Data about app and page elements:
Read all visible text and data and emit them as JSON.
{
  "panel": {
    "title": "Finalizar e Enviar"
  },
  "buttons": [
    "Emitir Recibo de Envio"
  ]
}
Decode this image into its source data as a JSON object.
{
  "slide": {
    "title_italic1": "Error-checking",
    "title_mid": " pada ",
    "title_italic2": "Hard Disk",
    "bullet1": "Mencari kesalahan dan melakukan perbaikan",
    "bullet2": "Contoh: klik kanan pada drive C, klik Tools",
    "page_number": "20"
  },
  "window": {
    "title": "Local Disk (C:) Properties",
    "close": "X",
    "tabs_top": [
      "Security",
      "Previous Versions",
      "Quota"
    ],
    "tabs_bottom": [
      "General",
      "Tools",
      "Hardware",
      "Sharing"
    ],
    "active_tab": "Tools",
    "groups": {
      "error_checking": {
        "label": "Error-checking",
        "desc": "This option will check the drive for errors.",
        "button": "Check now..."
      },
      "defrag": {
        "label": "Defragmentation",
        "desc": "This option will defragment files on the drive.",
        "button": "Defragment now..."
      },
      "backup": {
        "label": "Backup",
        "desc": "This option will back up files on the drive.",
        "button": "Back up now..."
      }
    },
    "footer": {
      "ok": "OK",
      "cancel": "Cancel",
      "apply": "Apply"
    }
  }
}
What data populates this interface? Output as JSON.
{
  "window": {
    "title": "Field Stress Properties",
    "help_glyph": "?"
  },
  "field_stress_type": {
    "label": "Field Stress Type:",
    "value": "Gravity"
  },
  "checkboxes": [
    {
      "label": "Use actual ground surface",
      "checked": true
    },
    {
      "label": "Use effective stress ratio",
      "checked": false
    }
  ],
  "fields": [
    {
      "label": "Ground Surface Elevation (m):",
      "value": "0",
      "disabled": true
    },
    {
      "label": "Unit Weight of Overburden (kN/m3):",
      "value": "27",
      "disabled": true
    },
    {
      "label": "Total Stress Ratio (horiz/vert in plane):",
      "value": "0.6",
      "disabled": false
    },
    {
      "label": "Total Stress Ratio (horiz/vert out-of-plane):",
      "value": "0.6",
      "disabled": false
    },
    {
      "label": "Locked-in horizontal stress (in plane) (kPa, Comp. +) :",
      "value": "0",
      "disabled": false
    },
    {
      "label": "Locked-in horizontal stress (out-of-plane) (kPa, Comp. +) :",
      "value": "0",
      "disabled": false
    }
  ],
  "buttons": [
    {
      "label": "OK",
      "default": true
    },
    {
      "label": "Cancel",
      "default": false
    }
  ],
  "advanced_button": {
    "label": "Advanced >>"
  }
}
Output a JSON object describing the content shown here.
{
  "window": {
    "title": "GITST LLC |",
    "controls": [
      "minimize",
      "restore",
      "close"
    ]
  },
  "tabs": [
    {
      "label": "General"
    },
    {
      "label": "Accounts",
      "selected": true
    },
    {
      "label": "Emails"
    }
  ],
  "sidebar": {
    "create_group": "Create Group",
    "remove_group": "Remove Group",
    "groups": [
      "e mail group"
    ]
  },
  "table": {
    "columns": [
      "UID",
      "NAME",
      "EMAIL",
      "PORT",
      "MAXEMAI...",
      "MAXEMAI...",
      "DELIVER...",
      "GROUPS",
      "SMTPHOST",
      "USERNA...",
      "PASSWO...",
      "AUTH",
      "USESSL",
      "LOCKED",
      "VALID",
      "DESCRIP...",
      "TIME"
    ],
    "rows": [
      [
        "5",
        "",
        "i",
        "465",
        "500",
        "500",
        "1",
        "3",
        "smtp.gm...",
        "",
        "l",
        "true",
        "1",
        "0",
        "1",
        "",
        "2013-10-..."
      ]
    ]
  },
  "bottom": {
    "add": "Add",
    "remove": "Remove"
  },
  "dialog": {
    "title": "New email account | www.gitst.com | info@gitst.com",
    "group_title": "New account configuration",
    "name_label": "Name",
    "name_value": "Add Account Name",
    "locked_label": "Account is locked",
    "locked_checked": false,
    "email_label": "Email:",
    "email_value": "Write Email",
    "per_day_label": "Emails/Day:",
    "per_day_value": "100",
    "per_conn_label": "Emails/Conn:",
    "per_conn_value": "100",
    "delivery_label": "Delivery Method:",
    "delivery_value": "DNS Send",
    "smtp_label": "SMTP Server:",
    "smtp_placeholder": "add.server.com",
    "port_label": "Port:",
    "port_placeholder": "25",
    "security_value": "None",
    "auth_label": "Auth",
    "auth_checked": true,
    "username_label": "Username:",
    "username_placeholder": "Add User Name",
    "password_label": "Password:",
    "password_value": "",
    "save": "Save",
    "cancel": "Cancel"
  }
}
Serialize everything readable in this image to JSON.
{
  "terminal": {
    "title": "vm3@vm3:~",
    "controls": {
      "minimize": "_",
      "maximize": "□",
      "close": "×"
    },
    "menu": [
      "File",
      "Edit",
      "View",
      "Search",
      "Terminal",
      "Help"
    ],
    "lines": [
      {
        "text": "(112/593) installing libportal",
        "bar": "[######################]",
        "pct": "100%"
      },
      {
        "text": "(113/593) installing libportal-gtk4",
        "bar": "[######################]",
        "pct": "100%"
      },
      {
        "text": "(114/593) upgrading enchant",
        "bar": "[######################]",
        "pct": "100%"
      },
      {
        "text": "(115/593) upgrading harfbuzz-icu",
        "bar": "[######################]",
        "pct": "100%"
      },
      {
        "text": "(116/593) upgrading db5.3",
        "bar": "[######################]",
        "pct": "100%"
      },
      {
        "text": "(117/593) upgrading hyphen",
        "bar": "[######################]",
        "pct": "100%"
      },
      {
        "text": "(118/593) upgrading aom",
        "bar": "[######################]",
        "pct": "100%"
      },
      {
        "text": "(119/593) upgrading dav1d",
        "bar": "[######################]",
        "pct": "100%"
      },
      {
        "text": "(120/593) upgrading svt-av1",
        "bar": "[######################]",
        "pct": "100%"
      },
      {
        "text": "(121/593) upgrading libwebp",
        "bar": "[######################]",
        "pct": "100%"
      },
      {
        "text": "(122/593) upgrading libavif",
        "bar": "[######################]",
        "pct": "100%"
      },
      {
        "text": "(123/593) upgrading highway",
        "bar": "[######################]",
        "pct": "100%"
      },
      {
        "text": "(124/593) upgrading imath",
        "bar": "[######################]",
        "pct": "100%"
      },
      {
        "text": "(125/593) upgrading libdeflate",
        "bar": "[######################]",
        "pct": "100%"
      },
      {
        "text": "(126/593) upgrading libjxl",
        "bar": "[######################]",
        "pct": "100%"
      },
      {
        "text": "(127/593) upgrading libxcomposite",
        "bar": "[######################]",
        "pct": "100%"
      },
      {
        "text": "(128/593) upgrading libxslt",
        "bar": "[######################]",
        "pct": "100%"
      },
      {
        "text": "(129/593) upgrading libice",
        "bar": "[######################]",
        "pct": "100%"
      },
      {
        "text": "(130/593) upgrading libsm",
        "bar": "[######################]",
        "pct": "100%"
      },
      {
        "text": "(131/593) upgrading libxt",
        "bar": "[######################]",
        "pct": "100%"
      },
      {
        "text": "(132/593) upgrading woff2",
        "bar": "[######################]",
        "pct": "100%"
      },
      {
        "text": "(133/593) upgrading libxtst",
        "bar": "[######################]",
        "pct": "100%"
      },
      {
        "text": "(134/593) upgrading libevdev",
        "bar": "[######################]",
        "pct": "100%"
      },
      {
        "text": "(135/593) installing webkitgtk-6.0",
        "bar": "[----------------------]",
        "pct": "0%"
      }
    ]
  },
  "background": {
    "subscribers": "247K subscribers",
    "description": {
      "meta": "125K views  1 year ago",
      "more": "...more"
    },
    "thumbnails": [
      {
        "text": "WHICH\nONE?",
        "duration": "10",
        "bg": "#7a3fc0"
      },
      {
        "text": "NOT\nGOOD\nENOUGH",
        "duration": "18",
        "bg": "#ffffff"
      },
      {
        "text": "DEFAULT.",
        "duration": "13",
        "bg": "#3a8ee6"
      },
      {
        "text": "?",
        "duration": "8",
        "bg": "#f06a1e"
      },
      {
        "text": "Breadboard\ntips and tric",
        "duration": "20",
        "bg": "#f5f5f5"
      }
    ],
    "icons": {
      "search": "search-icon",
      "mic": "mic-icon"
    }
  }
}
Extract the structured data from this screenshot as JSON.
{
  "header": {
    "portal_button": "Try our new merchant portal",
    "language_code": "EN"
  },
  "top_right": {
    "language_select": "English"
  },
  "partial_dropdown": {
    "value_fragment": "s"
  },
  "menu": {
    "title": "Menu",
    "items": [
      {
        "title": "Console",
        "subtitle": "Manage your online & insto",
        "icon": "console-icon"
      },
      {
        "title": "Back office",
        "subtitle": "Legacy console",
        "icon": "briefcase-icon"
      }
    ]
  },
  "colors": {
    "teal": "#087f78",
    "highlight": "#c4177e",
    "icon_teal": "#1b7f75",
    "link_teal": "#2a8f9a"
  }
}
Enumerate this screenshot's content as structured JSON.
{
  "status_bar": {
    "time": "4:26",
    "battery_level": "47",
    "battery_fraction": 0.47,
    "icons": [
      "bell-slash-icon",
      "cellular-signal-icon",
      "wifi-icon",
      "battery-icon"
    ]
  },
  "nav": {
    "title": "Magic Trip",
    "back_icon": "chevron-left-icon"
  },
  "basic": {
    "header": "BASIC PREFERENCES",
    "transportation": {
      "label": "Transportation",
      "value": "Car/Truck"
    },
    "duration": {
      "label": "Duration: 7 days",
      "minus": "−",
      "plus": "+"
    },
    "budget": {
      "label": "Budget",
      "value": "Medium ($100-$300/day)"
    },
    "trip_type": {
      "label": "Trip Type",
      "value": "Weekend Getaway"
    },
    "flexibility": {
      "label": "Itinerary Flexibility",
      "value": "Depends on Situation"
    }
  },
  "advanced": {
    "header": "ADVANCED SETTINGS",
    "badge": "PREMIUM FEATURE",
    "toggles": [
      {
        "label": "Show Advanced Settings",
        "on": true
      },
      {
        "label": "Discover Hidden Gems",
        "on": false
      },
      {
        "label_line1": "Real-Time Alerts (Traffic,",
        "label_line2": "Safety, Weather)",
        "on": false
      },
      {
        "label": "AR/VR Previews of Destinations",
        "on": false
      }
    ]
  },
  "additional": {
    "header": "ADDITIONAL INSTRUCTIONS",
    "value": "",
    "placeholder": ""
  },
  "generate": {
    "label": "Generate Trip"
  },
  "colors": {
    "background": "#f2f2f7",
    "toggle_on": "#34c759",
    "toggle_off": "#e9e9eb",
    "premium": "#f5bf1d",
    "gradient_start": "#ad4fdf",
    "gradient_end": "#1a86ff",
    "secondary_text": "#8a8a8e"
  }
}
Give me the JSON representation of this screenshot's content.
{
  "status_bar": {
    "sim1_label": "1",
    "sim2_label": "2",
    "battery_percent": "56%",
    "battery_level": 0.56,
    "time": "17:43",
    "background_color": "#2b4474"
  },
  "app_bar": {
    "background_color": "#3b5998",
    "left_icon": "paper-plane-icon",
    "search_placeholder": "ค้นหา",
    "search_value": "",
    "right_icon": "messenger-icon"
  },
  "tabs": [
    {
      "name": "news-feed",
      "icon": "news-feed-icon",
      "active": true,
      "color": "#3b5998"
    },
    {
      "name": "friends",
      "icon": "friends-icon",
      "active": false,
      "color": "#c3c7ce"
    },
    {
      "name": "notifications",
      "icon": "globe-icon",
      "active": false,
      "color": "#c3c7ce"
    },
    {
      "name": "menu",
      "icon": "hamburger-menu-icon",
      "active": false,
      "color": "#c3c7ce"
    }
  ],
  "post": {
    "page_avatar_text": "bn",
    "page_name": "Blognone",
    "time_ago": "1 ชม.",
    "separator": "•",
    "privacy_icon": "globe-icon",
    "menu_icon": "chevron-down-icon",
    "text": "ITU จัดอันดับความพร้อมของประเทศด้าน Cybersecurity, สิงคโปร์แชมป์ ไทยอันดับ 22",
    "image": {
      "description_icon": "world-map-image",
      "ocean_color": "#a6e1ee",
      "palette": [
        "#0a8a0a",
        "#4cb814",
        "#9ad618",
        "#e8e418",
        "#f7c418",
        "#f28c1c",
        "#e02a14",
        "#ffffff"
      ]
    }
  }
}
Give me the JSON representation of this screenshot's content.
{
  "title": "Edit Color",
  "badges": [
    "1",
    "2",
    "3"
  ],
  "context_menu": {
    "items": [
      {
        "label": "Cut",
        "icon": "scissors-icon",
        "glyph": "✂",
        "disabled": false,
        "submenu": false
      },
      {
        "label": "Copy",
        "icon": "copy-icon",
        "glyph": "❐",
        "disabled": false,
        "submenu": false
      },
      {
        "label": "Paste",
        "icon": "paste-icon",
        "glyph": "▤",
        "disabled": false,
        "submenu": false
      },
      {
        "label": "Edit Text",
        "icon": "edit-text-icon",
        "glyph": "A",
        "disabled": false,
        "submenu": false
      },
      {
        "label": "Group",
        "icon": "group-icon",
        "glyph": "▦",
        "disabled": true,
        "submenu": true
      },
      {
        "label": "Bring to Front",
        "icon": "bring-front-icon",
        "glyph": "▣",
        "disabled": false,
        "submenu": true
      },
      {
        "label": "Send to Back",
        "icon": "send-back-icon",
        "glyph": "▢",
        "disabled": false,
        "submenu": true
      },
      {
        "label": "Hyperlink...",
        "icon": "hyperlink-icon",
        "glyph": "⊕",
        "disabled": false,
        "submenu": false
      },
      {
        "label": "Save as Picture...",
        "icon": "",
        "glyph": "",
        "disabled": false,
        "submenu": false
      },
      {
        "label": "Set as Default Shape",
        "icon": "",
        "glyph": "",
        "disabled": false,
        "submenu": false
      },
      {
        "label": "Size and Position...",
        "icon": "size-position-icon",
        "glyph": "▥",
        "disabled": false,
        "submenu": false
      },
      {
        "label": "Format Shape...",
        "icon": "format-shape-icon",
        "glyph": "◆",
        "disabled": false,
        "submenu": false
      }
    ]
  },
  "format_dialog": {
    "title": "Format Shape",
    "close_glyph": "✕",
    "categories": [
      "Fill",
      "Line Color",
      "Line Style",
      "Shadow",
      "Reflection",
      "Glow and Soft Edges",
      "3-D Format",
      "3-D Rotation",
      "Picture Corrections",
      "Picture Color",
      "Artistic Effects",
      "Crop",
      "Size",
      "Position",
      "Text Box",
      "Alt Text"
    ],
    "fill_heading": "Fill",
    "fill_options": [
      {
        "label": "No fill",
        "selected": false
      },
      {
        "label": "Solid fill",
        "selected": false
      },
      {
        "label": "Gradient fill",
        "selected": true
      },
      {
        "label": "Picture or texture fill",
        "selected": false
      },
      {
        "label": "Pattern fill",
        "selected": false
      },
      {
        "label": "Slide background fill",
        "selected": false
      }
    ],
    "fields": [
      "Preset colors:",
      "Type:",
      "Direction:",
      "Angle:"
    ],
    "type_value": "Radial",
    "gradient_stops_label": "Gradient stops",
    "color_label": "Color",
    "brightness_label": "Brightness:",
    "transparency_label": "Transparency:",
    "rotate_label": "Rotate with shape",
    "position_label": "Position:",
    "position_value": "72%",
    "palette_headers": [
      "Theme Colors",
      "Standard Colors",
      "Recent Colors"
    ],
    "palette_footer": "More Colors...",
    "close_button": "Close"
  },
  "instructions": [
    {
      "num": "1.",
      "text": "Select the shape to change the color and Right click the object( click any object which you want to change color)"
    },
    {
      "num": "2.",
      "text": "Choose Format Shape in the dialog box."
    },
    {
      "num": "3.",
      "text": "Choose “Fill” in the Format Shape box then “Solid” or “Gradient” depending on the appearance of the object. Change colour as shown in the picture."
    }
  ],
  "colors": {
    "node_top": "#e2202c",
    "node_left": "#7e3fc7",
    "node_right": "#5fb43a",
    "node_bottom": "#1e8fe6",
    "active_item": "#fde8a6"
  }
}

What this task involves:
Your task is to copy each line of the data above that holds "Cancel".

Task solution:
      "cancel": "Cancel",
      "label": "Cancel",
    "cancel": "Cancel"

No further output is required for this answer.